BRIEF: In the data, extract each line that holds the string "faas".

EXERCISE DATA:
---*---

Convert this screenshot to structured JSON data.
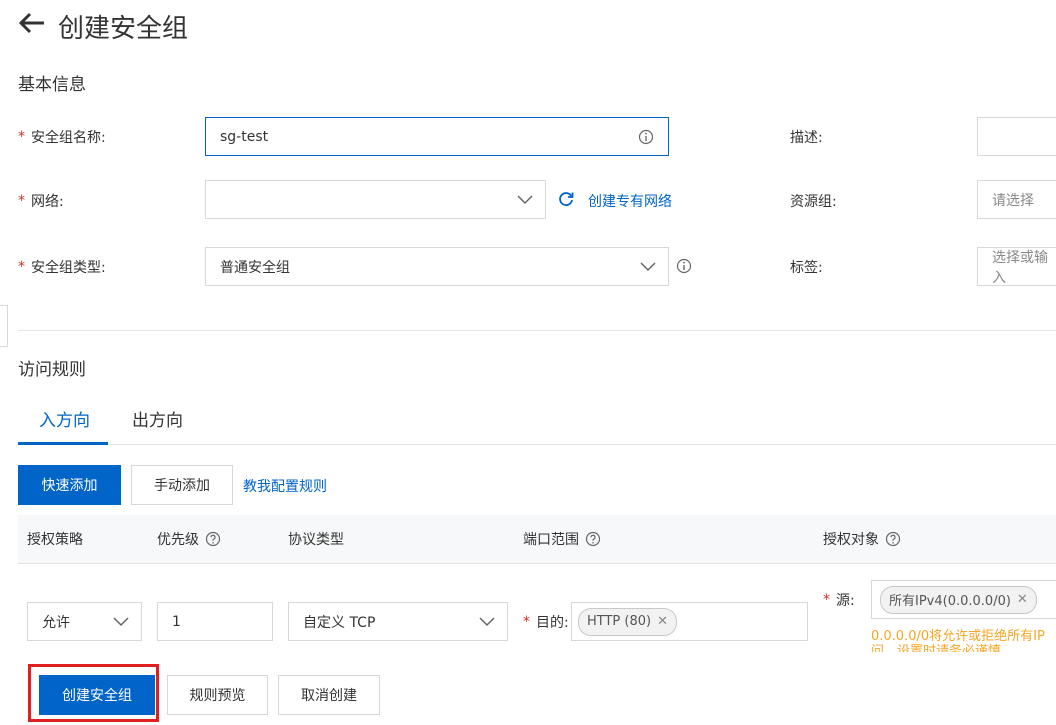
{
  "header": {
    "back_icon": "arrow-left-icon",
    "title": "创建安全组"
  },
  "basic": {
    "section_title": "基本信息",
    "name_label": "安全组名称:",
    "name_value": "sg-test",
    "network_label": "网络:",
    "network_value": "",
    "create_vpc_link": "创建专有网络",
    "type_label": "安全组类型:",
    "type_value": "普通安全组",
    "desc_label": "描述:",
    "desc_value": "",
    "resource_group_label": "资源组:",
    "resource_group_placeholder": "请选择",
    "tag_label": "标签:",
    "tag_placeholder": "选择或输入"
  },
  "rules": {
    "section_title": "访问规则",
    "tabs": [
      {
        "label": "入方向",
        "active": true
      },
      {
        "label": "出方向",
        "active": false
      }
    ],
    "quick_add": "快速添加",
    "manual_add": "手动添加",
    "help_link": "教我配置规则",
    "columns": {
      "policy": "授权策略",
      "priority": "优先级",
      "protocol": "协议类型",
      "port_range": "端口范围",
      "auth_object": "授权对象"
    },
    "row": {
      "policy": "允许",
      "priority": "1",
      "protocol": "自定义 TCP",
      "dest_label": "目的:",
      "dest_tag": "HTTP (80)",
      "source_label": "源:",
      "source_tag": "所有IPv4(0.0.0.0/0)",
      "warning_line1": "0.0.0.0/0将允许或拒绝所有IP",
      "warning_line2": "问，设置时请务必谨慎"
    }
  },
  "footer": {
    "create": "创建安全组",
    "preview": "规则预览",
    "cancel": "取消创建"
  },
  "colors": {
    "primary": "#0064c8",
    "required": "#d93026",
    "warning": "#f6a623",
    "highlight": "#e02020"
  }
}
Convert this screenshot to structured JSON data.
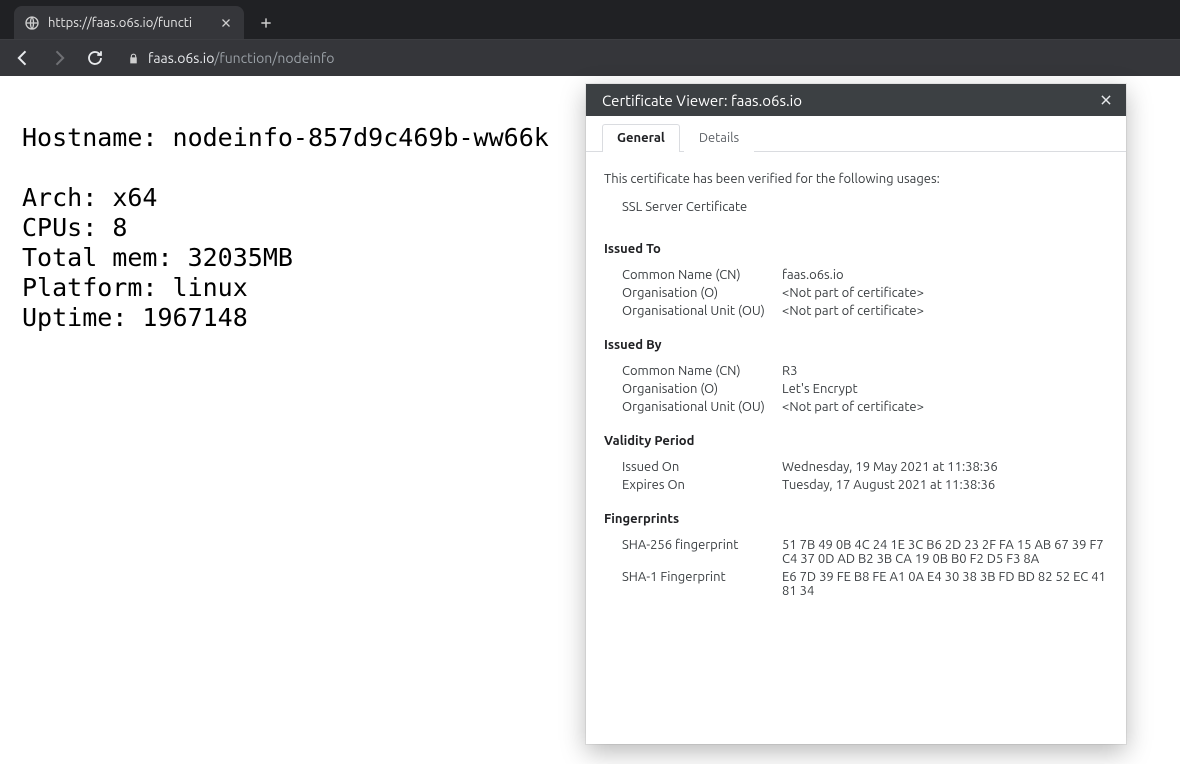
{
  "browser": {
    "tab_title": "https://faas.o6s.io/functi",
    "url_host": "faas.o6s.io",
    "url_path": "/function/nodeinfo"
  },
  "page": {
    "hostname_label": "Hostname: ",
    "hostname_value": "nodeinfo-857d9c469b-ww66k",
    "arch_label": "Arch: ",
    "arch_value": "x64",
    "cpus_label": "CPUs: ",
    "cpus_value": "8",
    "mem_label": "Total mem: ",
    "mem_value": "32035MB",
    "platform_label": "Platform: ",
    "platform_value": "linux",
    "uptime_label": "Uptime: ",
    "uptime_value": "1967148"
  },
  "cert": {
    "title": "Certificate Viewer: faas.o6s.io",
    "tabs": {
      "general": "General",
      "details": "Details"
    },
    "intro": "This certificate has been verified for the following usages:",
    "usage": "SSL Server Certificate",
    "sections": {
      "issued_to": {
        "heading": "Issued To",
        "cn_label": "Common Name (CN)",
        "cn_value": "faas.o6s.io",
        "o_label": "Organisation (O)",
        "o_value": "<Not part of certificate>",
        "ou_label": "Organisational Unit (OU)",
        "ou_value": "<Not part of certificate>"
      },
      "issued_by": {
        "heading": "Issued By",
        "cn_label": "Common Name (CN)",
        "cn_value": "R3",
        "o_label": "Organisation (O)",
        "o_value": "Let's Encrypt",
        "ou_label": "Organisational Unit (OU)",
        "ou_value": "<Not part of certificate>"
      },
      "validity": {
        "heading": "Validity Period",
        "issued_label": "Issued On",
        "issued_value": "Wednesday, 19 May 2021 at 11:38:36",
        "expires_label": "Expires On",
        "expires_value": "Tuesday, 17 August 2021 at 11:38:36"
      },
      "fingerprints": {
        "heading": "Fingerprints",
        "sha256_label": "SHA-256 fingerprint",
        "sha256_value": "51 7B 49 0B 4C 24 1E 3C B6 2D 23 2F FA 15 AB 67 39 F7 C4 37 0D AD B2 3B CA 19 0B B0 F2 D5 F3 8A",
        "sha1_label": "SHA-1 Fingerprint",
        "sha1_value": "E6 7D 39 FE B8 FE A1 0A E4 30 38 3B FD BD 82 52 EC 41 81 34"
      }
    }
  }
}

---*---

SOLUTION BELOW:
    "tab_title": "https://faas.o6s.io/functi",
    "url_host": "faas.o6s.io",
    "title": "Certificate Viewer: faas.o6s.io",
        "cn_value": "faas.o6s.io",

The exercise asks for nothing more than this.